Federation allows transmission of messages between brokers without requiring clustering.
A federated address can replicate messages published from an upstream address to a local address. n.b. This is only supported with multicast addresses.
A federated queue lets a local consumer receive messages from an upstream queue.
A broker can contain federated and local-only components - you don't need to federate everything if you don't want to.
The source and target servers do not have to be in the same cluster which makes federation suitable for reliably sending messages from one cluster to another, for instance across a WAN, between cloud regions or there internet and where the connection may be unreliable.
Federation has built in resilience to failure so if the target server connection is lost, e.g. due to network failure, federation will retry connecting to the target until it comes back online. When it comes back online it will resume operation as normal.
Loose Coupling of Brokers

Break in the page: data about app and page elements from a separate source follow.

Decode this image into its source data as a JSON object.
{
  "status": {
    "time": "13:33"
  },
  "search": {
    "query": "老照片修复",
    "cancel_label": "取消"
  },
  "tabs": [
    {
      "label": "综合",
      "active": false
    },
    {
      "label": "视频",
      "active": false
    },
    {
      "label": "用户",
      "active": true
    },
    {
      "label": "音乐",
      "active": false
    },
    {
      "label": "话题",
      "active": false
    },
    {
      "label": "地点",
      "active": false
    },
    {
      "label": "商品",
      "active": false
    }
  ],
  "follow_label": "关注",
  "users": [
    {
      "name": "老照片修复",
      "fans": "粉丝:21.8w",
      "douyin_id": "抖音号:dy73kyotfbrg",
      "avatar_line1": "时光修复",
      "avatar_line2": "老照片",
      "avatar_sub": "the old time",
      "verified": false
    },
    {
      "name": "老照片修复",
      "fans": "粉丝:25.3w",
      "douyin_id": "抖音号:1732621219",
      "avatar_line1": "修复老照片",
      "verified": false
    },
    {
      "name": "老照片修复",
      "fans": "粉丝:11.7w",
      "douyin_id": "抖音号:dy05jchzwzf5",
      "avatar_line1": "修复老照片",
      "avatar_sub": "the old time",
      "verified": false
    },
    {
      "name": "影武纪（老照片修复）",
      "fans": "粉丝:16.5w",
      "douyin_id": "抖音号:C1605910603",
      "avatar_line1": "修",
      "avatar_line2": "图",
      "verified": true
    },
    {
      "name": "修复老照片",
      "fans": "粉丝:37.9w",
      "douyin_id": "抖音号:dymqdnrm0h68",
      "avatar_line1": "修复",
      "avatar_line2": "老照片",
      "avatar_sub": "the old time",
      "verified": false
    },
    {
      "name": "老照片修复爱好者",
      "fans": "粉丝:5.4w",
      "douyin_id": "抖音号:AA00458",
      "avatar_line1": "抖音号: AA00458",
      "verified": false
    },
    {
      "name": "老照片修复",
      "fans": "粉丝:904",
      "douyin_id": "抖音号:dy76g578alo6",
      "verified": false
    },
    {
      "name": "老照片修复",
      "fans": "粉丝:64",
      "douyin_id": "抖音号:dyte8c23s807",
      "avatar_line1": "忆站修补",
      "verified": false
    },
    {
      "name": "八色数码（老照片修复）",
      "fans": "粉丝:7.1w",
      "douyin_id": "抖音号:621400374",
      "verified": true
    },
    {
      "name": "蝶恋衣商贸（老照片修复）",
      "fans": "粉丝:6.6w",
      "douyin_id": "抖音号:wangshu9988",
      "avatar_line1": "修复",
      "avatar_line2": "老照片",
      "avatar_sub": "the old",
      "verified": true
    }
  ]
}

Federation can transmit messages between brokers (or clusters) in different administrative domains:
- they may have different configuration, users and setup;
- they may run on different versions of ActiveMQ Artemis
Dynamic and Selective
Federation is applied by policies, that match address and queue names, and then apply.
This means that federation can dynamically be applied as queues or addresses are added and removed, without needing to hard configure each and every one.
Like wise policies are selective, in that they apply with multiple include and exclude matches.
Mutliple policies can applied directly to multiple upstreams, as well policies can be grouped into policy sets and then applied to upstreams to make managing easier.
Address federation is like full multicast over the connected brokers, in that every message sent to address on
Broker-A will be delivered to every queue on that broker, but like wise will be delivered to
Broker-B and all attached queues there.
Figure 1. Address Federation
For further details please goto Address Federation.
Effectively, all federated queues act as a single logical queue, with multiple receivers on multiple machines. So federated queues can be used for load balancing. Typically if the brokers are in the same AZ you would look to cluster them, the advantage of queue federation is that it does not require clustering so is suitable for over WAN, cross-region, on-off prem.
Figure 2. Queue Federation
For further details please goto Queue Federation.
WAN Full Mesh
With federation it is possible to provide a WAN mesh of brokers, replicating with Address Federation or routing and load balancing with Queue Federation.
Linking producers and consumers distant from each other.
Figure 3. Example possible full federation mesh
Federation is configured in
<federations> <federation name="eu-north-1-federation"> <upstream name="eu-west-1" user="westuser" password="32a10275cf4ab4e9"> <static-connectors> <connector-ref>connector1</connector-ref> </static-connectors> <policy ref="policySetA"/> </upstream> <upstream name="eu-east-1" user="eastuser" password="32a10275cf4ab4e9"> <discovery-group-ref discovery-group-name="ue-west-dg"/> <policy ref="policySetA"/> </upstream> <policy-set name="policySetA"> <policy ref="address-federation" /> <policy ref="queue-federation" /> </policy-set> <queue-policy name="queue-federation" > <exclude queue-match="federated_queue" address-match="#" /> </queue-policy> <address-policy name="address-federation" > <include address-match="federated_address" /> </address-policy> </federation> </federations>
In the above example we have shown the basic key parameters needed to configure federation for a queue and address to multiple upstream.
The example shows a broker
eu-north-1 connecting to two upstream brokers
and applying queue federation to queue
federated_queue , and also applying address federation to
It is important that federation name is globally unique.